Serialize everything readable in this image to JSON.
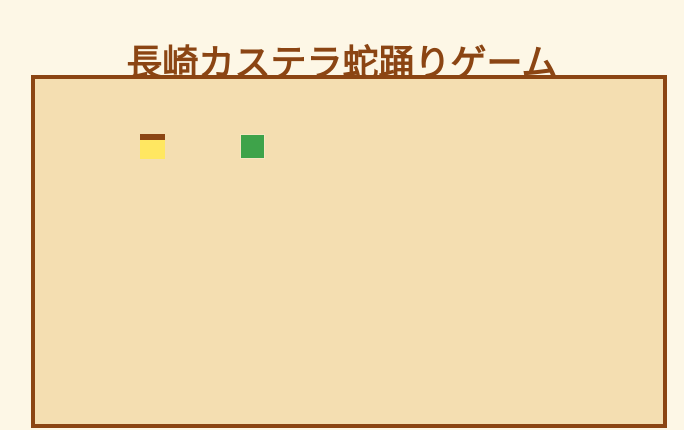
{
  "title": "長崎カステラ蛇踊りゲーム",
  "colors": {
    "page_background": "#fdf7e6",
    "title": "#8b4513",
    "board_background": "#f4deb1",
    "board_border": "#8b4513",
    "castella_sponge": "#ffe761",
    "castella_crust": "#8b4513",
    "snake": "#3ea34a"
  },
  "game": {
    "grid_unit": "cell",
    "castella_cell": {
      "col": 4,
      "row": 2
    },
    "snake_cells": [
      {
        "col": 8,
        "row": 2
      }
    ]
  }
}
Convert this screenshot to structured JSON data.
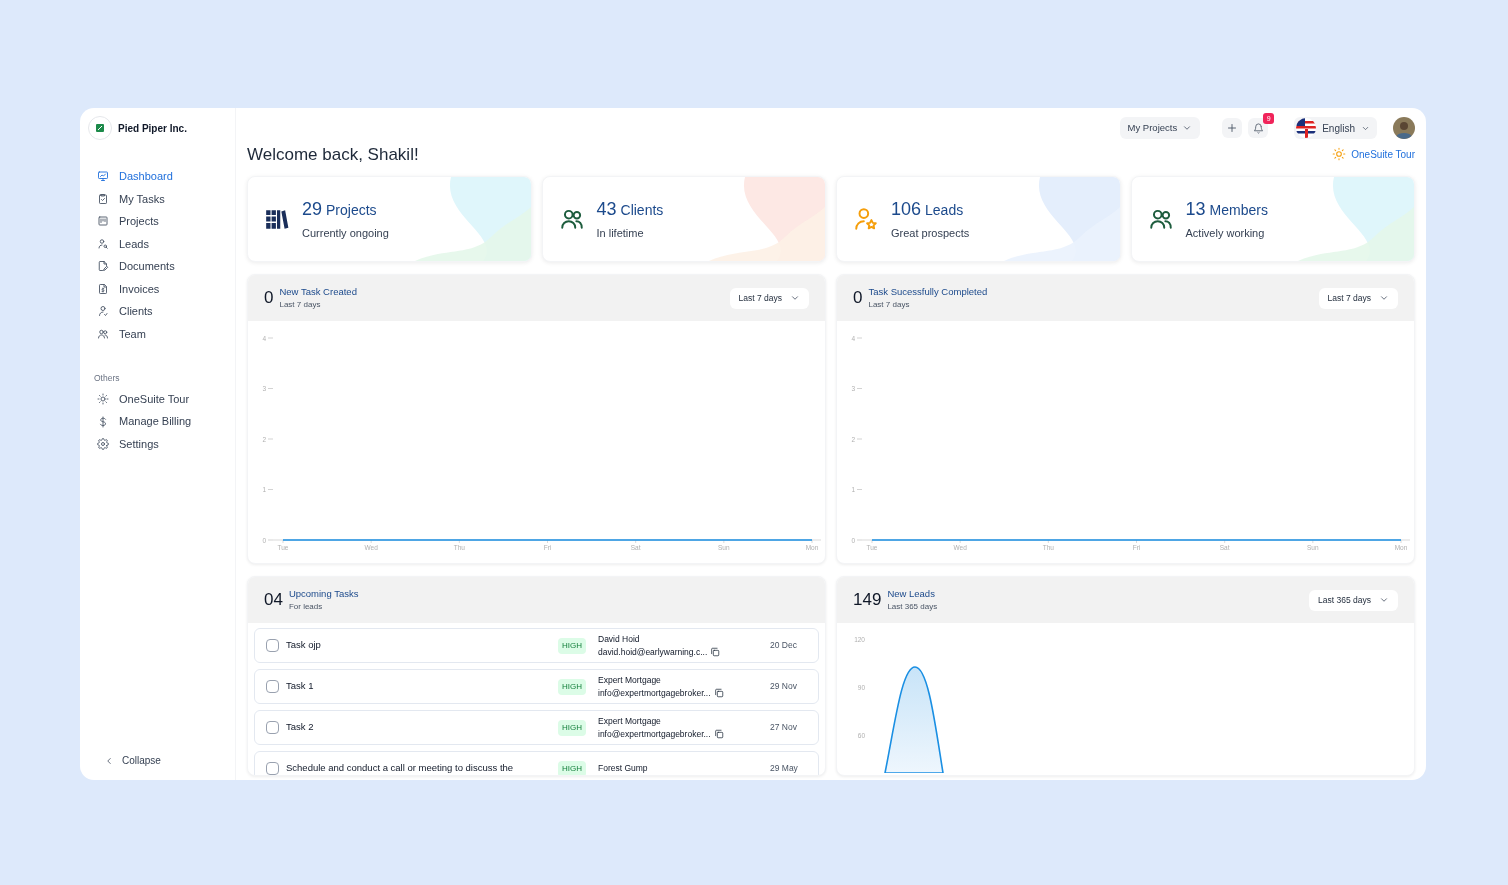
{
  "company": {
    "name": "Pied Piper Inc."
  },
  "nav": [
    {
      "label": "Dashboard",
      "selected": true
    },
    {
      "label": "My Tasks",
      "selected": false
    },
    {
      "label": "Projects",
      "selected": false
    },
    {
      "label": "Leads",
      "selected": false
    },
    {
      "label": "Documents",
      "selected": false
    },
    {
      "label": "Invoices",
      "selected": false
    },
    {
      "label": "Clients",
      "selected": false
    },
    {
      "label": "Team",
      "selected": false
    }
  ],
  "others_heading": "Others",
  "others": [
    {
      "label": "OneSuite Tour",
      "selected": false
    },
    {
      "label": "Manage Billing",
      "selected": false
    },
    {
      "label": "Settings",
      "selected": false
    }
  ],
  "collapse": "Collapse",
  "topbar": {
    "project_menu": "My Projects",
    "notifications": "9",
    "language": "English"
  },
  "welcome": "Welcome back, Shakil!",
  "tour_link": "OneSuite Tour",
  "stats": [
    {
      "value": "29",
      "label": "Projects",
      "caption": "Currently ongoing"
    },
    {
      "value": "43",
      "label": "Clients",
      "caption": "In lifetime"
    },
    {
      "value": "106",
      "label": "Leads",
      "caption": "Great prospects"
    },
    {
      "value": "13",
      "label": "Members",
      "caption": "Actively working"
    }
  ],
  "activity_charts": [
    {
      "count": "0",
      "title": "New Task Created",
      "subtitle": "Last 7 days",
      "range": "Last 7 days",
      "chart_data": {
        "type": "line",
        "categories": [
          "Tue",
          "Wed",
          "Thu",
          "Fri",
          "Sat",
          "Sun",
          "Mon"
        ],
        "series": [
          {
            "color": "#1a8fe3",
            "values": [
              0,
              0,
              0,
              0,
              0,
              0,
              0
            ]
          }
        ],
        "ylim": [
          0,
          4
        ],
        "yticks": [
          0,
          1,
          2,
          3,
          4
        ]
      }
    },
    {
      "count": "0",
      "title": "Task Sucessfully Completed",
      "subtitle": "Last 7 days",
      "range": "Last 7 days",
      "chart_data": {
        "type": "line",
        "categories": [
          "Tue",
          "Wed",
          "Thu",
          "Fri",
          "Sat",
          "Sun",
          "Mon"
        ],
        "series": [
          {
            "color": "#1a8fe3",
            "values": [
              0,
              0,
              0,
              0,
              0,
              0,
              0
            ]
          }
        ],
        "ylim": [
          0,
          4
        ],
        "yticks": [
          0,
          1,
          2,
          3,
          4
        ]
      }
    }
  ],
  "upcoming_tasks": {
    "count": "04",
    "title": "Upcoming Tasks",
    "subtitle": "For leads",
    "tasks": [
      {
        "title": "Task ojp",
        "checked": false,
        "priority": "HIGH",
        "contact": "David Hoid",
        "email": "david.hoid@earlywarning.c...",
        "date": "20 Dec"
      },
      {
        "title": "Task 1",
        "checked": false,
        "priority": "HIGH",
        "contact": "Expert Mortgage",
        "email": "info@expertmortgagebroker...",
        "date": "29 Nov"
      },
      {
        "title": "Task 2",
        "checked": false,
        "priority": "HIGH",
        "contact": "Expert Mortgage",
        "email": "info@expertmortgagebroker...",
        "date": "27 Nov"
      },
      {
        "title": "Schedule and conduct a call or meeting to discuss the",
        "checked": false,
        "priority": "HIGH",
        "contact": "Forest Gump",
        "date": "29 May"
      }
    ]
  },
  "new_leads": {
    "count": "149",
    "title": "New Leads",
    "subtitle": "Last 365 days",
    "range": "Last 365 days",
    "y_ticks": [
      "120",
      "90",
      "60"
    ]
  }
}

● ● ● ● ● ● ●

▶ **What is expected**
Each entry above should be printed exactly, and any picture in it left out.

▶ **Solved problem**
Serialize everything readable in this image to JSON.
{
  "title": "長崎カステラ蛇踊りゲーム",
  "colors": {
    "page_background": "#fdf7e6",
    "title": "#8b4513",
    "board_background": "#f4deb1",
    "board_border": "#8b4513",
    "castella_sponge": "#ffe761",
    "castella_crust": "#8b4513",
    "snake": "#3ea34a"
  },
  "game": {
    "grid_unit": "cell",
    "castella_cell": {
      "col": 4,
      "row": 2
    },
    "snake_cells": [
      {
        "col": 8,
        "row": 2
      }
    ]
  }
}
Convert this screenshot to structured JSON data.
{
  "company": {
    "name": "Pied Piper Inc."
  },
  "nav": [
    {
      "label": "Dashboard",
      "selected": true
    },
    {
      "label": "My Tasks",
      "selected": false
    },
    {
      "label": "Projects",
      "selected": false
    },
    {
      "label": "Leads",
      "selected": false
    },
    {
      "label": "Documents",
      "selected": false
    },
    {
      "label": "Invoices",
      "selected": false
    },
    {
      "label": "Clients",
      "selected": false
    },
    {
      "label": "Team",
      "selected": false
    }
  ],
  "others_heading": "Others",
  "others": [
    {
      "label": "OneSuite Tour",
      "selected": false
    },
    {
      "label": "Manage Billing",
      "selected": false
    },
    {
      "label": "Settings",
      "selected": false
    }
  ],
  "collapse": "Collapse",
  "topbar": {
    "project_menu": "My Projects",
    "notifications": "9",
    "language": "English"
  },
  "welcome": "Welcome back, Shakil!",
  "tour_link": "OneSuite Tour",
  "stats": [
    {
      "value": "29",
      "label": "Projects",
      "caption": "Currently ongoing"
    },
    {
      "value": "43",
      "label": "Clients",
      "caption": "In lifetime"
    },
    {
      "value": "106",
      "label": "Leads",
      "caption": "Great prospects"
    },
    {
      "value": "13",
      "label": "Members",
      "caption": "Actively working"
    }
  ],
  "activity_charts": [
    {
      "count": "0",
      "title": "New Task Created",
      "subtitle": "Last 7 days",
      "range": "Last 7 days",
      "chart_data": {
        "type": "line",
        "categories": [
          "Tue",
          "Wed",
          "Thu",
          "Fri",
          "Sat",
          "Sun",
          "Mon"
        ],
        "series": [
          {
            "color": "#1a8fe3",
            "values": [
              0,
              0,
              0,
              0,
              0,
              0,
              0
            ]
          }
        ],
        "ylim": [
          0,
          4
        ],
        "yticks": [
          0,
          1,
          2,
          3,
          4
        ]
      }
    },
    {
      "count": "0",
      "title": "Task Sucessfully Completed",
      "subtitle": "Last 7 days",
      "range": "Last 7 days",
      "chart_data": {
        "type": "line",
        "categories": [
          "Tue",
          "Wed",
          "Thu",
          "Fri",
          "Sat",
          "Sun",
          "Mon"
        ],
        "series": [
          {
            "color": "#1a8fe3",
            "values": [
              0,
              0,
              0,
              0,
              0,
              0,
              0
            ]
          }
        ],
        "ylim": [
          0,
          4
        ],
        "yticks": [
          0,
          1,
          2,
          3,
          4
        ]
      }
    }
  ],
  "upcoming_tasks": {
    "count": "04",
    "title": "Upcoming Tasks",
    "subtitle": "For leads",
    "tasks": [
      {
        "title": "Task ojp",
        "checked": false,
        "priority": "HIGH",
        "contact": "David Hoid",
        "email": "david.hoid@earlywarning.c...",
        "date": "20 Dec"
      },
      {
        "title": "Task 1",
        "checked": false,
        "priority": "HIGH",
        "contact": "Expert Mortgage",
        "email": "info@expertmortgagebroker...",
        "date": "29 Nov"
      },
      {
        "title": "Task 2",
        "checked": false,
        "priority": "HIGH",
        "contact": "Expert Mortgage",
        "email": "info@expertmortgagebroker...",
        "date": "27 Nov"
      },
      {
        "title": "Schedule and conduct a call or meeting to discuss the",
        "checked": false,
        "priority": "HIGH",
        "contact": "Forest Gump",
        "date": "29 May"
      }
    ]
  },
  "new_leads": {
    "count": "149",
    "title": "New Leads",
    "subtitle": "Last 365 days",
    "range": "Last 365 days",
    "y_ticks": [
      "120",
      "90",
      "60"
    ]
  }
}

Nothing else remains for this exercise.